Moving this thought piece to the present, we have recently hosted a topical day during which we explored whether the investment industry was an ecosystem. In essence we were testing whether my above intuitive argument had any substance. While we have no definitive proof, my assessment is that the attendees finished the day more convinced of the ‘ecosystem hypothesis’ than they started. What we can say definitively is that there was overwhelming support for continuing this line of research.
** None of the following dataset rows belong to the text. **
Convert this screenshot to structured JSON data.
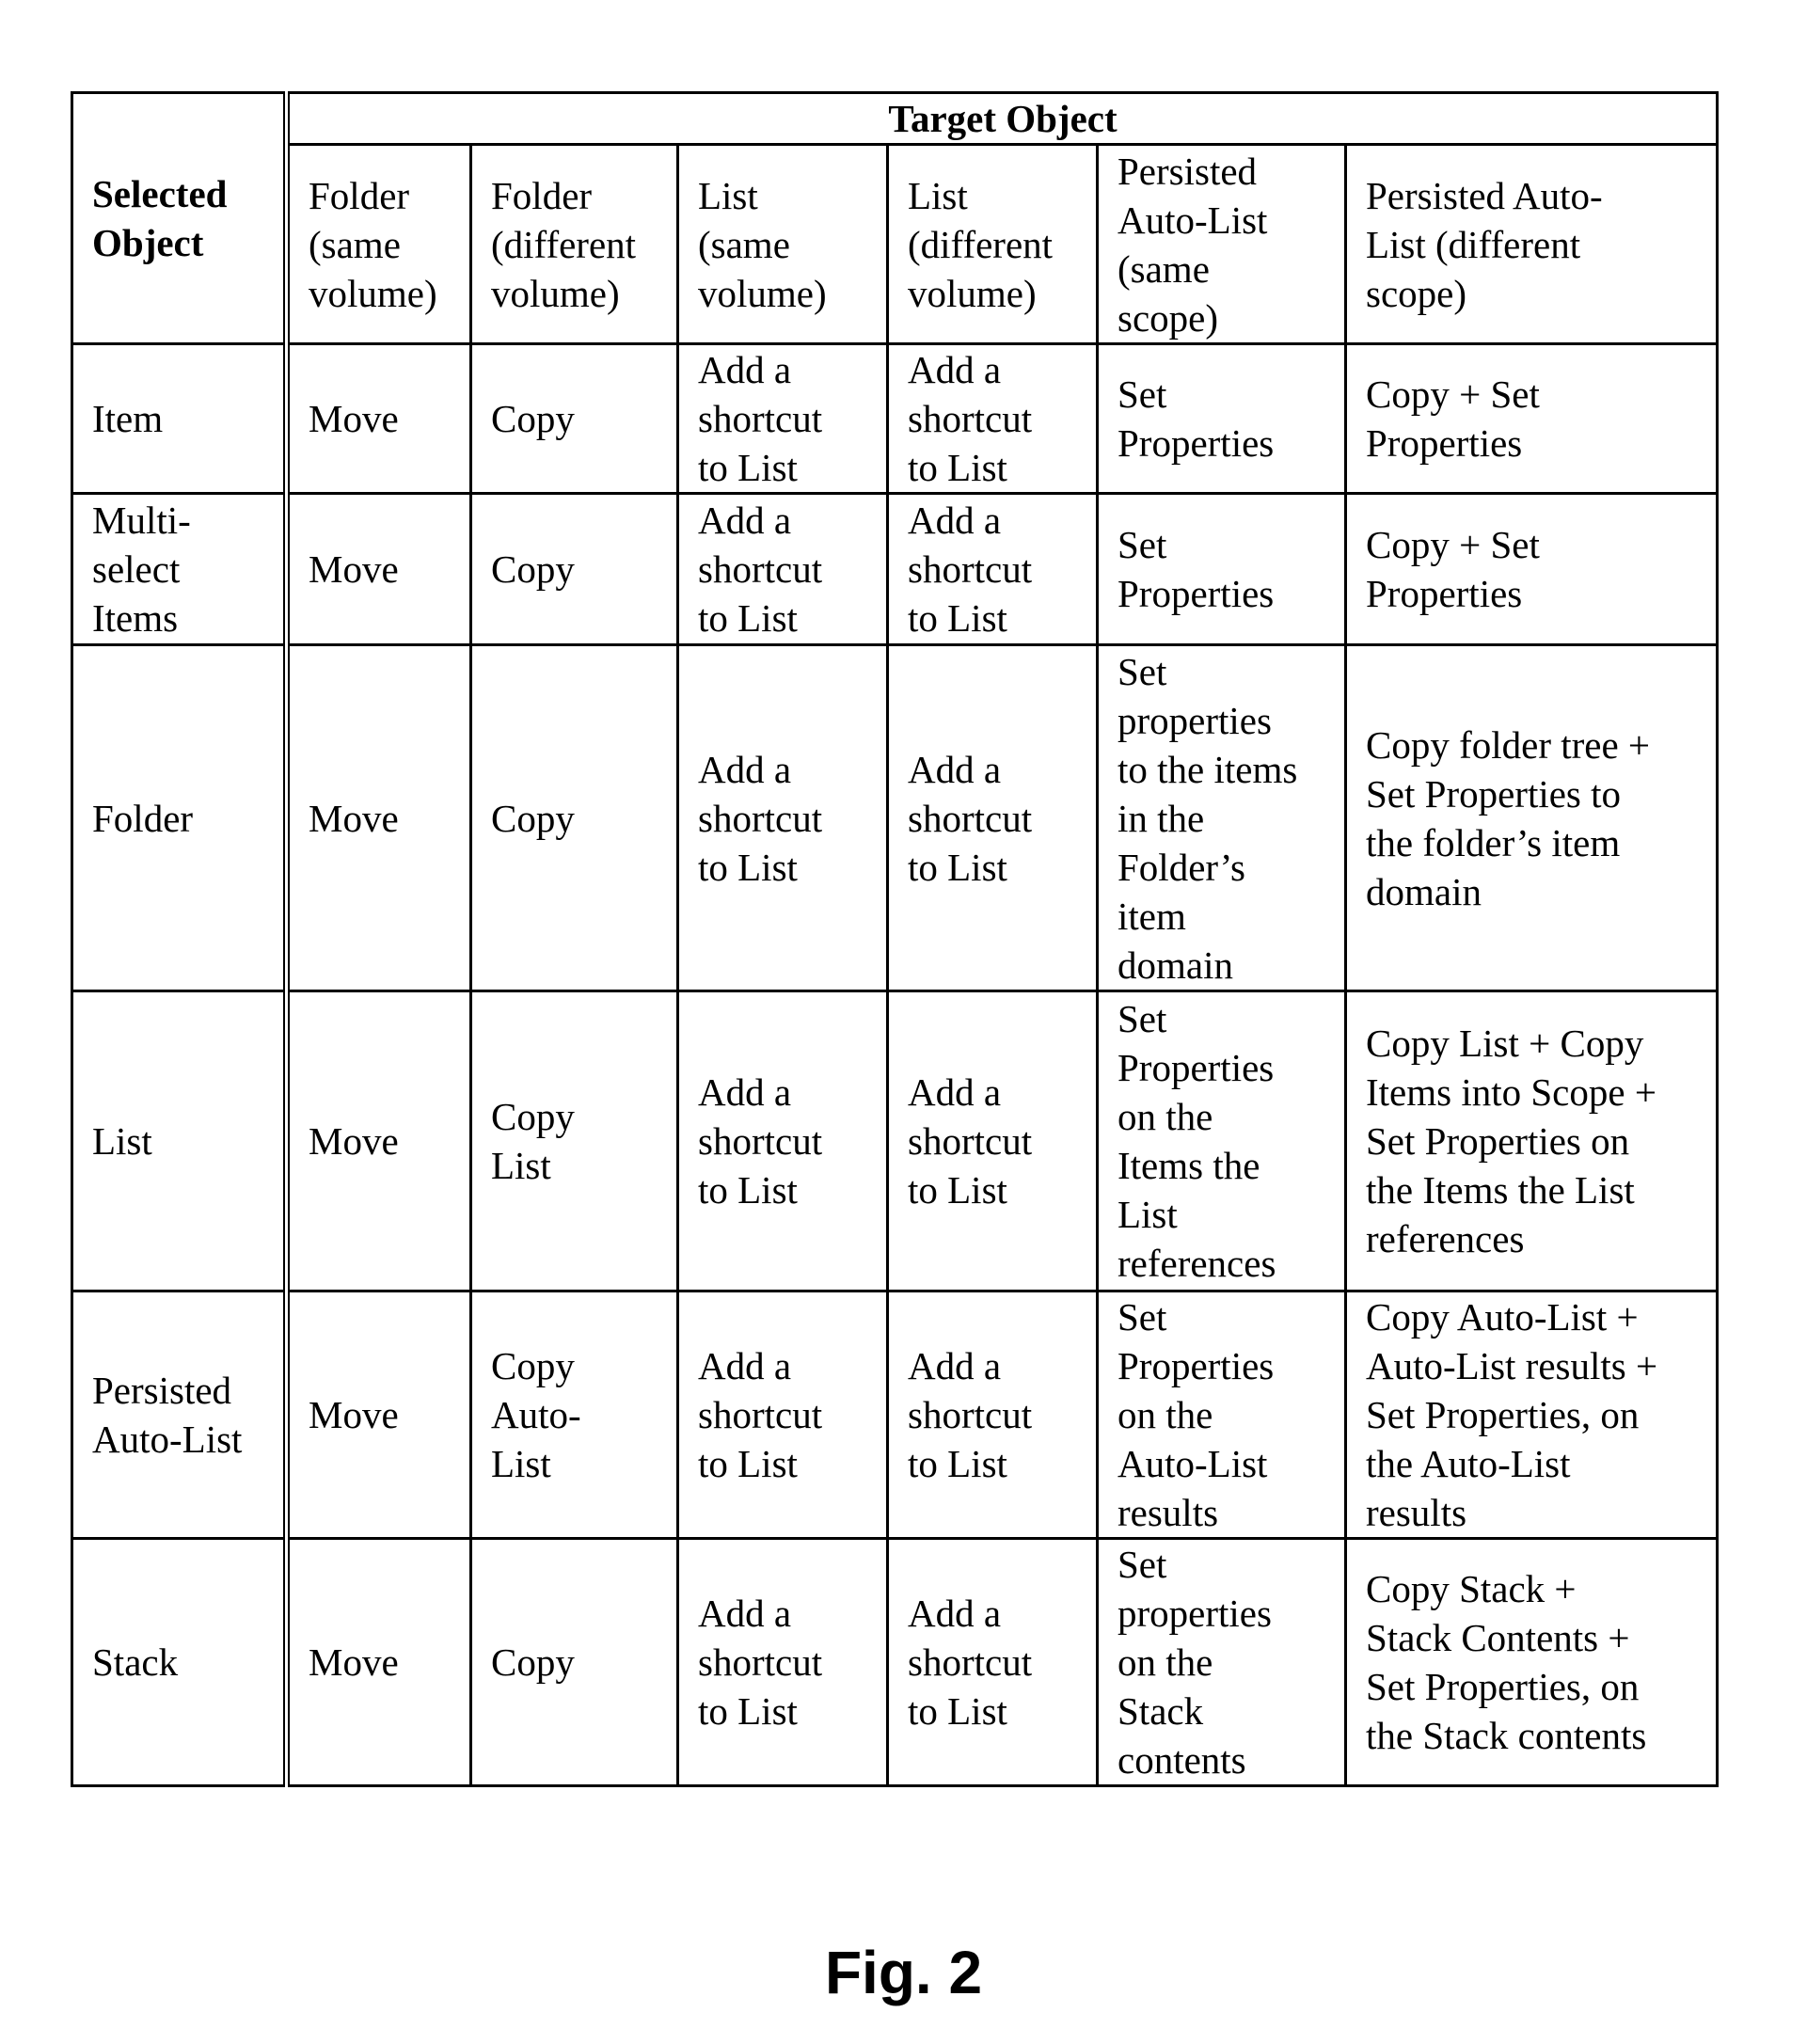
{
  "table": {
    "selected_header": "Selected Object",
    "target_header": "Target Object",
    "columns": [
      "Folder (same volume)",
      "Folder (different volume)",
      "List (same volume)",
      "List (different volume)",
      "Persisted Auto-List (same scope)",
      "Persisted Auto-List (different scope)"
    ],
    "column_lines": [
      "Folder\n(same\nvolume)",
      "Folder\n(different\nvolume)",
      "List\n(same\nvolume)",
      "List\n(different\nvolume)",
      "Persisted\nAuto-List\n(same\nscope)",
      "Persisted Auto-\nList (different\nscope)"
    ],
    "selected_header_lines": "Selected\nObject",
    "rows": [
      {
        "selected": "Item",
        "cells": [
          "Move",
          "Copy",
          "Add a\nshortcut\nto List",
          "Add a\nshortcut\nto List",
          "Set\nProperties",
          "Copy + Set\nProperties"
        ]
      },
      {
        "selected": "Multi-\nselect\nItems",
        "cells": [
          "Move",
          "Copy",
          "Add a\nshortcut\nto List",
          "Add a\nshortcut\nto List",
          "Set\nProperties",
          "Copy + Set\nProperties"
        ]
      },
      {
        "selected": "Folder",
        "cells": [
          "Move",
          "Copy",
          "Add a\nshortcut\nto List",
          "Add a\nshortcut\nto List",
          "Set\nproperties\nto the items\nin the\nFolder’s\nitem\ndomain",
          "Copy folder tree +\nSet Properties to\nthe folder’s item\ndomain"
        ]
      },
      {
        "selected": "List",
        "cells": [
          "Move",
          "Copy\nList",
          "Add a\nshortcut\nto List",
          "Add a\nshortcut\nto List",
          "Set\nProperties\non the\nItems the\nList\nreferences",
          "Copy List + Copy\nItems into Scope +\nSet Properties on\nthe Items the List\nreferences"
        ]
      },
      {
        "selected": "Persisted\nAuto-List",
        "cells": [
          "Move",
          "Copy\nAuto-\nList",
          "Add a\nshortcut\nto List",
          "Add a\nshortcut\nto List",
          "Set\nProperties\non the\nAuto-List\nresults",
          "Copy Auto-List +\nAuto-List results +\nSet Properties, on\nthe Auto-List\nresults"
        ]
      },
      {
        "selected": "Stack",
        "cells": [
          "Move",
          "Copy",
          "Add a\nshortcut\nto List",
          "Add a\nshortcut\nto List",
          "Set\nproperties\non the\nStack\ncontents",
          "Copy Stack +\nStack Contents +\nSet Properties, on\nthe Stack contents"
        ]
      }
    ]
  },
  "caption": "Fig. 2"
}
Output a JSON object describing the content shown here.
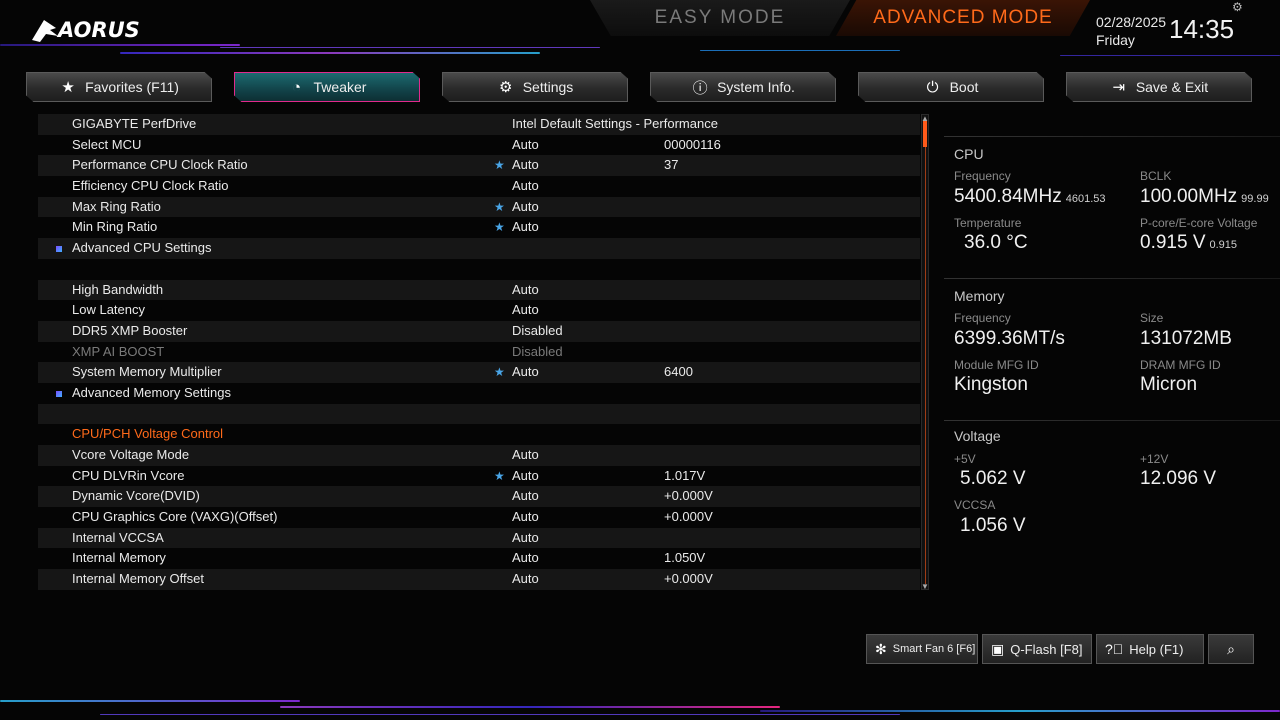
{
  "header": {
    "brand": "AORUS",
    "easy_mode": "EASY MODE",
    "advanced_mode": "ADVANCED MODE",
    "date": "02/28/2025",
    "day": "Friday",
    "time": "14:35"
  },
  "tabs": [
    {
      "label": "Favorites (F11)",
      "icon": "star-icon",
      "active": false
    },
    {
      "label": "Tweaker",
      "icon": "speedometer-icon",
      "active": true
    },
    {
      "label": "Settings",
      "icon": "gear-icon",
      "active": false
    },
    {
      "label": "System Info.",
      "icon": "info-icon",
      "active": false
    },
    {
      "label": "Boot",
      "icon": "power-icon",
      "active": false
    },
    {
      "label": "Save & Exit",
      "icon": "exit-icon",
      "active": false
    }
  ],
  "settings": [
    {
      "name": "GIGABYTE PerfDrive",
      "value": "Intel Default Settings - Performance",
      "value2": "",
      "star": false
    },
    {
      "name": "Select MCU",
      "value": "Auto",
      "value2": "00000116",
      "star": false
    },
    {
      "name": "Performance CPU Clock Ratio",
      "value": "Auto",
      "value2": "37",
      "star": true
    },
    {
      "name": "Efficiency CPU Clock Ratio",
      "value": "Auto",
      "value2": "",
      "star": false
    },
    {
      "name": "Max Ring Ratio",
      "value": "Auto",
      "value2": "",
      "star": true
    },
    {
      "name": "Min Ring Ratio",
      "value": "Auto",
      "value2": "",
      "star": true
    },
    {
      "name": "Advanced CPU Settings",
      "value": "",
      "value2": "",
      "star": false,
      "submenu": true
    },
    {
      "name": "",
      "value": "",
      "value2": "",
      "star": false
    },
    {
      "name": "High Bandwidth",
      "value": "Auto",
      "value2": "",
      "star": false
    },
    {
      "name": "Low Latency",
      "value": "Auto",
      "value2": "",
      "star": false
    },
    {
      "name": "DDR5 XMP Booster",
      "value": "Disabled",
      "value2": "",
      "star": false
    },
    {
      "name": "XMP AI BOOST",
      "value": "Disabled",
      "value2": "",
      "star": false,
      "disabled": true
    },
    {
      "name": "System Memory Multiplier",
      "value": "Auto",
      "value2": "6400",
      "star": true
    },
    {
      "name": "Advanced Memory Settings",
      "value": "",
      "value2": "",
      "star": false,
      "submenu": true
    },
    {
      "name": "",
      "value": "",
      "value2": "",
      "star": false
    },
    {
      "name": "CPU/PCH Voltage Control",
      "value": "",
      "value2": "",
      "star": false,
      "section": true
    },
    {
      "name": "Vcore Voltage Mode",
      "value": "Auto",
      "value2": "",
      "star": false
    },
    {
      "name": "CPU DLVRin Vcore",
      "value": "Auto",
      "value2": "1.017V",
      "star": true
    },
    {
      "name": "Dynamic Vcore(DVID)",
      "value": "Auto",
      "value2": "+0.000V",
      "star": false
    },
    {
      "name": "CPU Graphics Core (VAXG)(Offset)",
      "value": "Auto",
      "value2": "+0.000V",
      "star": false
    },
    {
      "name": "Internal VCCSA",
      "value": "Auto",
      "value2": "",
      "star": false
    },
    {
      "name": "Internal Memory",
      "value": "Auto",
      "value2": "1.050V",
      "star": false
    },
    {
      "name": "Internal Memory Offset",
      "value": "Auto",
      "value2": "+0.000V",
      "star": false
    }
  ],
  "info": {
    "cpu": {
      "title": "CPU",
      "freq_label": "Frequency",
      "freq": "5400.84MHz",
      "freq_sub": "4601.53",
      "bclk_label": "BCLK",
      "bclk": "100.00MHz",
      "bclk_sub": "99.99",
      "temp_label": "Temperature",
      "temp": "36.0 °C",
      "volt_label": "P-core/E-core Voltage",
      "volt": "0.915 V",
      "volt_sub": "0.915"
    },
    "memory": {
      "title": "Memory",
      "freq_label": "Frequency",
      "freq": "6399.36MT/s",
      "size_label": "Size",
      "size": "131072MB",
      "module_label": "Module MFG ID",
      "module": "Kingston",
      "dram_label": "DRAM MFG ID",
      "dram": "Micron"
    },
    "voltage": {
      "title": "Voltage",
      "v5_label": "+5V",
      "v5": "5.062 V",
      "v12_label": "+12V",
      "v12": "12.096 V",
      "vccsa_label": "VCCSA",
      "vccsa": "1.056 V"
    }
  },
  "bottom": {
    "smartfan": "Smart Fan 6 [F6]",
    "qflash": "Q-Flash [F8]",
    "help": "Help (F1)"
  },
  "colors": {
    "accent": "#ff6a1a",
    "active_tab": "#124349",
    "active_border": "#e02a8c",
    "star": "#4aa6e8"
  }
}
A couple of lines from the day seem worth pondering. The first was the statement that the number of listed equities in the USA had fallen from over 7,000 to under 4,000 (see The Incredible Shrinking Universe of Stocks, Credit Suisse, March 22, 2017 – PDF widely available on the internet). The second related to the possible growth in allocation to private assets given the return imperative many asset owners are under. Is it a co-incidence that the USA has the most developed private equity industry in the world, and appears to be the only market in the world with a shrinking number of listed equities? Is it possible that asset owners of the past (say 30 years ago), by selecting ‘2 and 20’ private equity business models, have shaped the current ecosystem – where current asset owners are faced with a listed equities market where the industries are more concentrated and the average listed company is bigger, older, more profitable and more likely to return cash? [Aside: ‘2 and 20’ is in quotes to refer to the whole business model, not just the fee rate – a separate debate could be had on whether the fee model implicitly selected has delivered net value.] Are the prospective returns on such a listed market lower than for one comprising smaller, younger, less profitable, higher retention of earnings companies? And, if yes, is this understood intuitively and does it act as a reinforcing mechanism to increase the size of the private bet? But if asset owners continue to allocate more to private equity, shouldn’t we expect the number of listed equities to continue to fall? This doesn’t have to be a bad outcome – however, the fact that a security is listed communicates a lot of information to an investor regarding transparency, controls and governance. Which suggests that when selecting private equity business models, asset owners should opt for those that offer the transparency, controls and governance that they would like to see as the ‘status quo’ five or 10 years hence.